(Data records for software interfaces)
Content starts

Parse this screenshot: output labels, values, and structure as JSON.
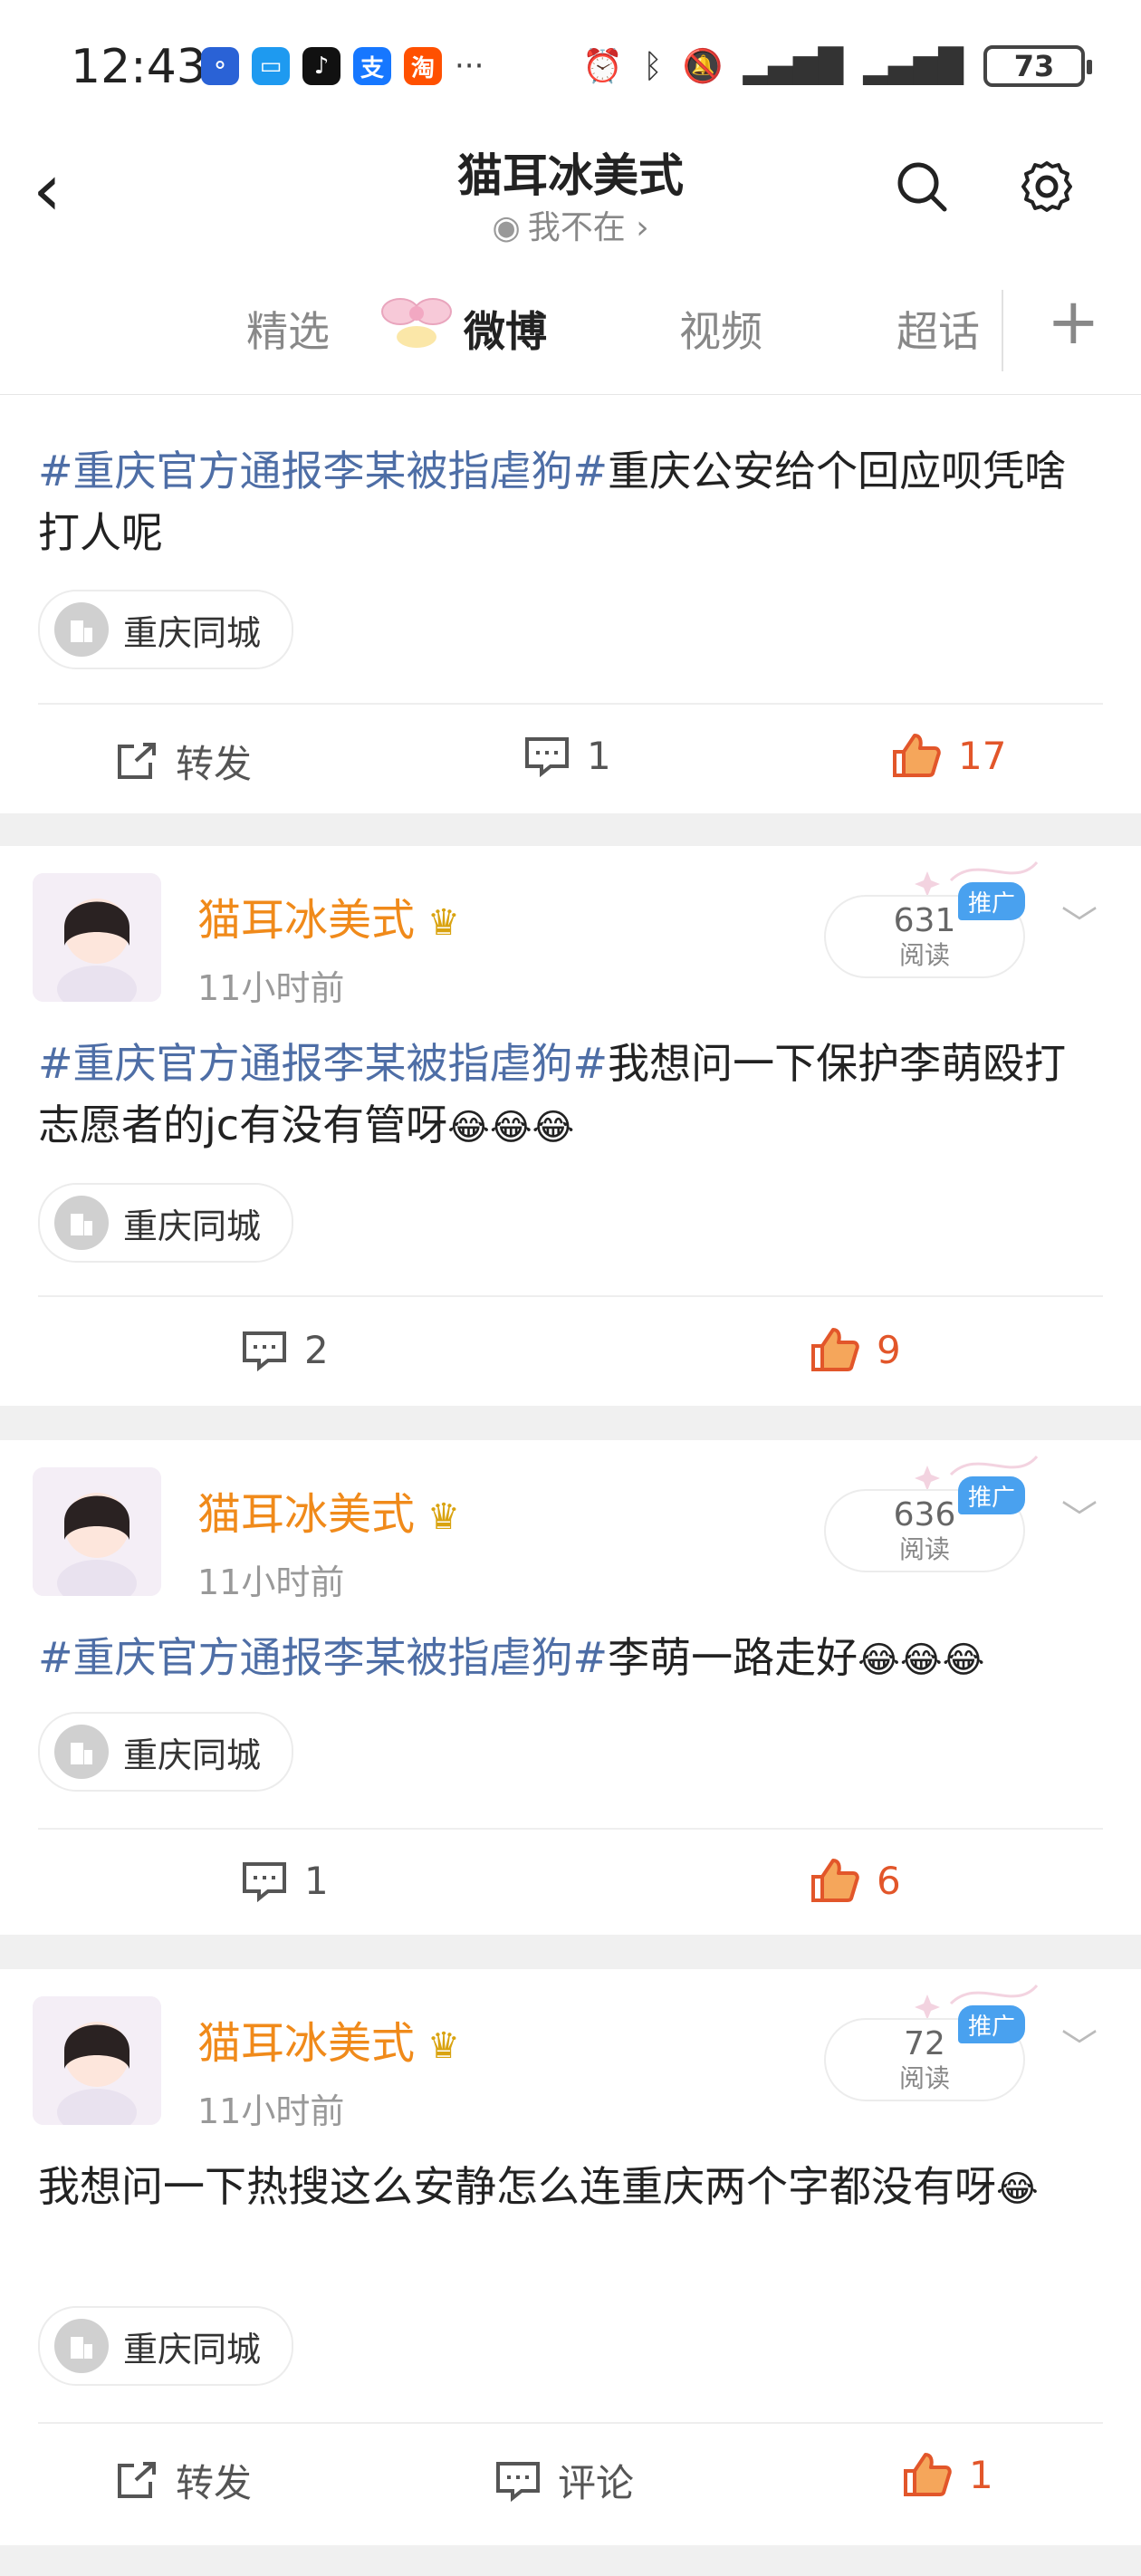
{
  "status_bar": {
    "time": "12:43",
    "battery": "73",
    "app_icons": [
      {
        "name": "bank-app-icon",
        "glyph": "⚬",
        "color": "#2a62d6"
      },
      {
        "name": "message-app-icon",
        "glyph": "💬",
        "color": "#1e9af0"
      },
      {
        "name": "tiktok-app-icon",
        "glyph": "♪",
        "color": "#111111"
      },
      {
        "name": "alipay-app-icon",
        "glyph": "支",
        "color": "#1677ff"
      },
      {
        "name": "taobao-app-icon",
        "glyph": "淘",
        "color": "#ff5000"
      }
    ],
    "more": "···"
  },
  "header": {
    "title": "猫耳冰美式",
    "subtitle": "我不在",
    "subtitle_arrow": "›"
  },
  "tabs": [
    {
      "label": "精选",
      "active": false
    },
    {
      "label": "微博",
      "active": true
    },
    {
      "label": "视频",
      "active": false
    },
    {
      "label": "超话",
      "active": false
    }
  ],
  "tab_add": "+",
  "posts": [
    {
      "partial": true,
      "hashtag": "#重庆官方通报李某被指虐狗#",
      "text": "重庆公安给个回应呗凭啥打人呢",
      "location": "重庆同城",
      "actions": {
        "repost": "转发",
        "comment": "1",
        "like": "17"
      }
    },
    {
      "author": "猫耳冰美式",
      "time": "11小时前",
      "views": "631",
      "views_label": "阅读",
      "promo": "推广",
      "hashtag": "#重庆官方通报李某被指虐狗#",
      "text": "我想问一下保护李萌殴打志愿者的jc有没有管呀",
      "emoji": "😂😂😂",
      "location": "重庆同城",
      "actions": {
        "comment": "2",
        "like": "9"
      }
    },
    {
      "author": "猫耳冰美式",
      "time": "11小时前",
      "views": "636",
      "views_label": "阅读",
      "promo": "推广",
      "hashtag": "#重庆官方通报李某被指虐狗#",
      "text": "李萌一路走好",
      "emoji": "😂😂😂",
      "location": "重庆同城",
      "actions": {
        "comment": "1",
        "like": "6"
      }
    },
    {
      "author": "猫耳冰美式",
      "time": "11小时前",
      "views": "72",
      "views_label": "阅读",
      "promo": "推广",
      "text": "我想问一下热搜这么安静怎么连重庆两个字都没有呀",
      "emoji": "😂",
      "location": "重庆同城",
      "actions": {
        "repost": "转发",
        "comment": "评论",
        "like": "1"
      }
    }
  ],
  "colors": {
    "accent_like": "#e2562a",
    "author": "#f08a1a",
    "hashtag": "#4e6ea6",
    "promo": "#49a1ef"
  }
}
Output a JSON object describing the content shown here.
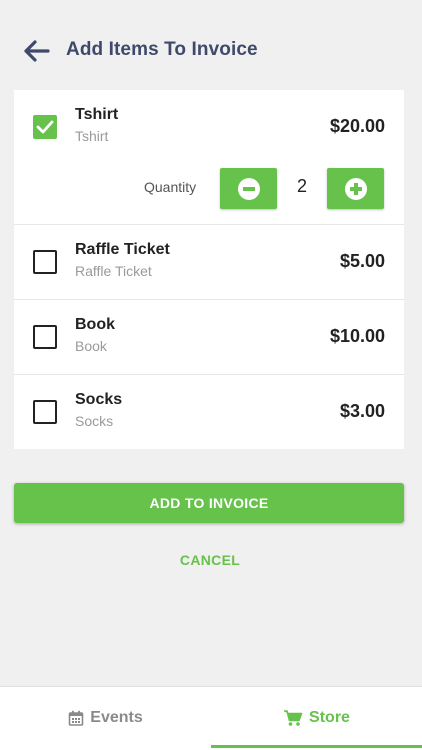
{
  "header": {
    "title": "Add Items To Invoice",
    "back_icon": "arrow-left-icon"
  },
  "colors": {
    "accent": "#66c24a",
    "title": "#3f4a6b"
  },
  "items": [
    {
      "name": "Tshirt",
      "sub": "Tshirt",
      "price": "$20.00",
      "checked": true
    },
    {
      "name": "Raffle Ticket",
      "sub": "Raffle Ticket",
      "price": "$5.00",
      "checked": false
    },
    {
      "name": "Book",
      "sub": "Book",
      "price": "$10.00",
      "checked": false
    },
    {
      "name": "Socks",
      "sub": "Socks",
      "price": "$3.00",
      "checked": false
    }
  ],
  "quantity": {
    "label": "Quantity",
    "value": "2"
  },
  "actions": {
    "add_label": "ADD TO INVOICE",
    "cancel_label": "CANCEL"
  },
  "nav": {
    "events_label": "Events",
    "store_label": "Store",
    "active": "Store"
  }
}
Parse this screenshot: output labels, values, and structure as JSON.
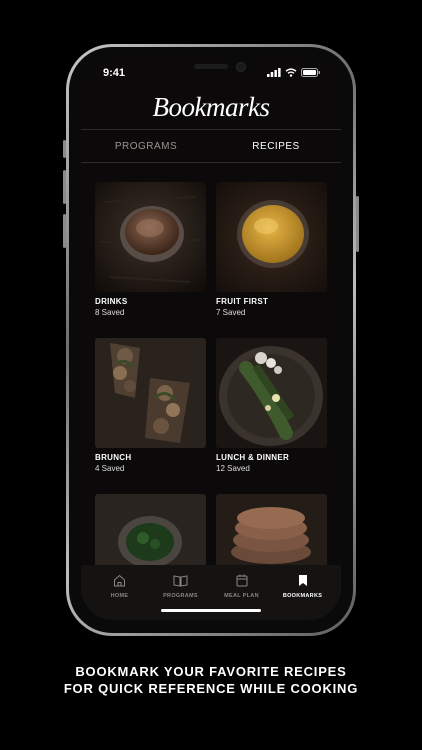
{
  "status": {
    "time": "9:41"
  },
  "header": {
    "title": "Bookmarks"
  },
  "tabs": [
    {
      "label": "PROGRAMS",
      "active": false
    },
    {
      "label": "RECIPES",
      "active": true
    }
  ],
  "recipes": [
    {
      "name": "DRINKS",
      "count": "8 Saved"
    },
    {
      "name": "FRUIT FIRST",
      "count": "7 Saved"
    },
    {
      "name": "BRUNCH",
      "count": "4 Saved"
    },
    {
      "name": "LUNCH & DINNER",
      "count": "12 Saved"
    },
    {
      "name": "",
      "count": ""
    },
    {
      "name": "",
      "count": ""
    }
  ],
  "nav": [
    {
      "label": "HOME",
      "icon": "home-icon",
      "active": false
    },
    {
      "label": "PROGRAMS",
      "icon": "book-icon",
      "active": false
    },
    {
      "label": "MEAL PLAN",
      "icon": "calendar-icon",
      "active": false
    },
    {
      "label": "BOOKMARKS",
      "icon": "bookmark-icon",
      "active": true
    }
  ],
  "caption": {
    "line1": "BOOKMARK YOUR FAVORITE RECIPES",
    "line2": "FOR QUICK REFERENCE WHILE COOKING"
  },
  "colors": {
    "background": "#000000",
    "screen": "#0b0909",
    "navbar": "#151212",
    "inactive_text": "#9a9590"
  }
}
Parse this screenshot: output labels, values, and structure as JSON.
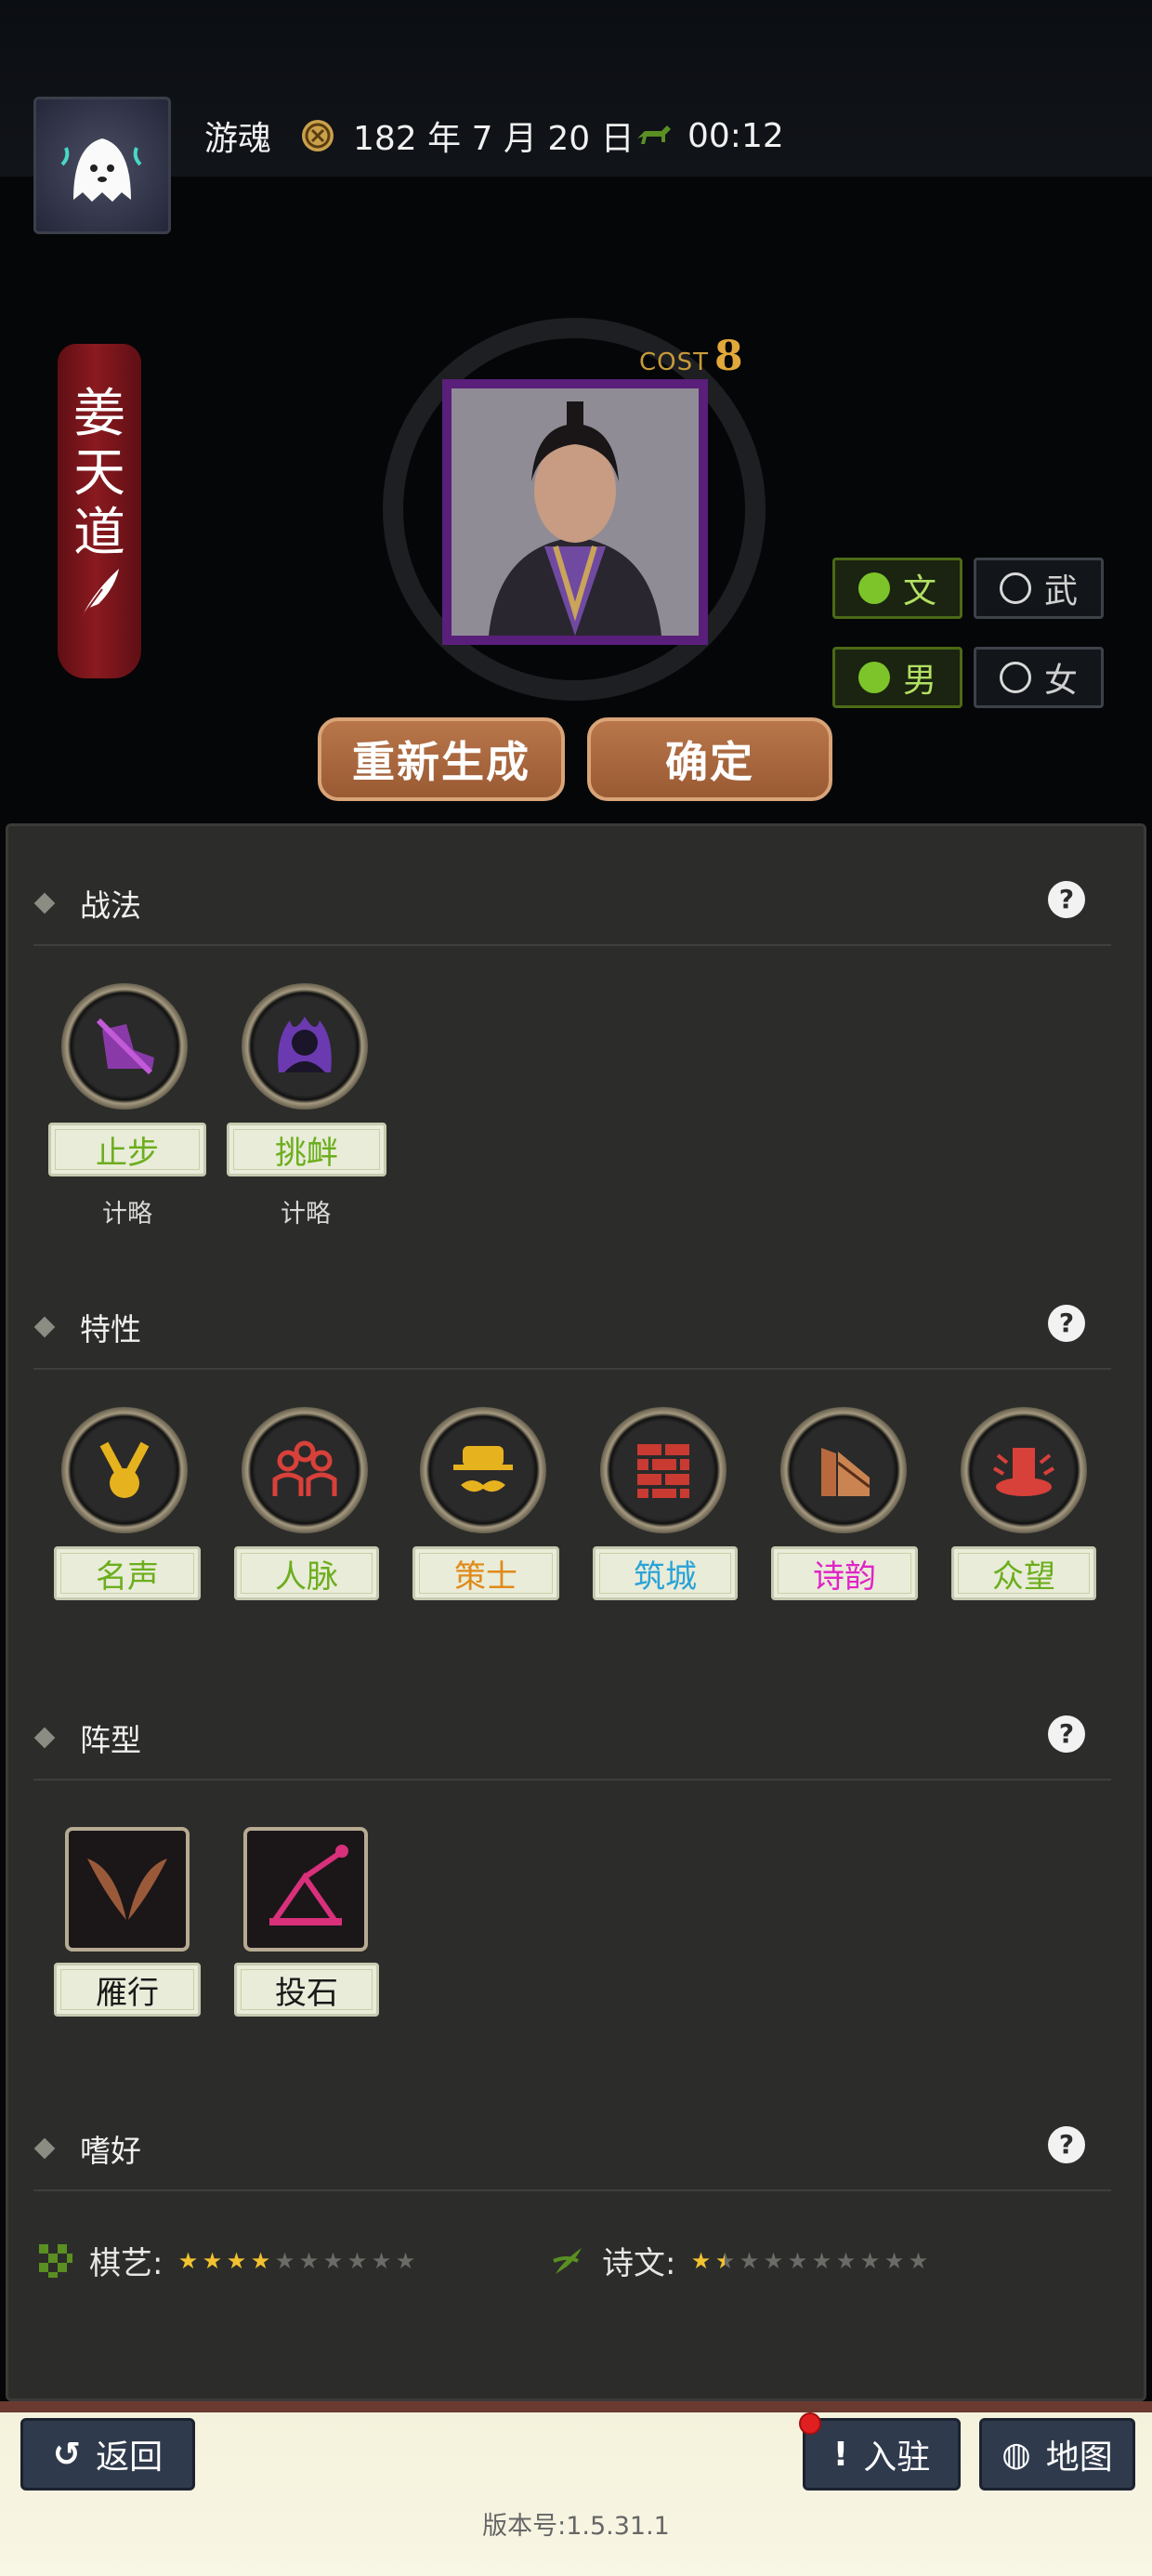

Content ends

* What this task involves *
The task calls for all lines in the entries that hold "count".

* Result of the task *
      "count": "8 Saved"
      "count": "7 Saved"
      "count": "4 Saved"
      "count": "12 Saved"
      "count": ""
      "count": ""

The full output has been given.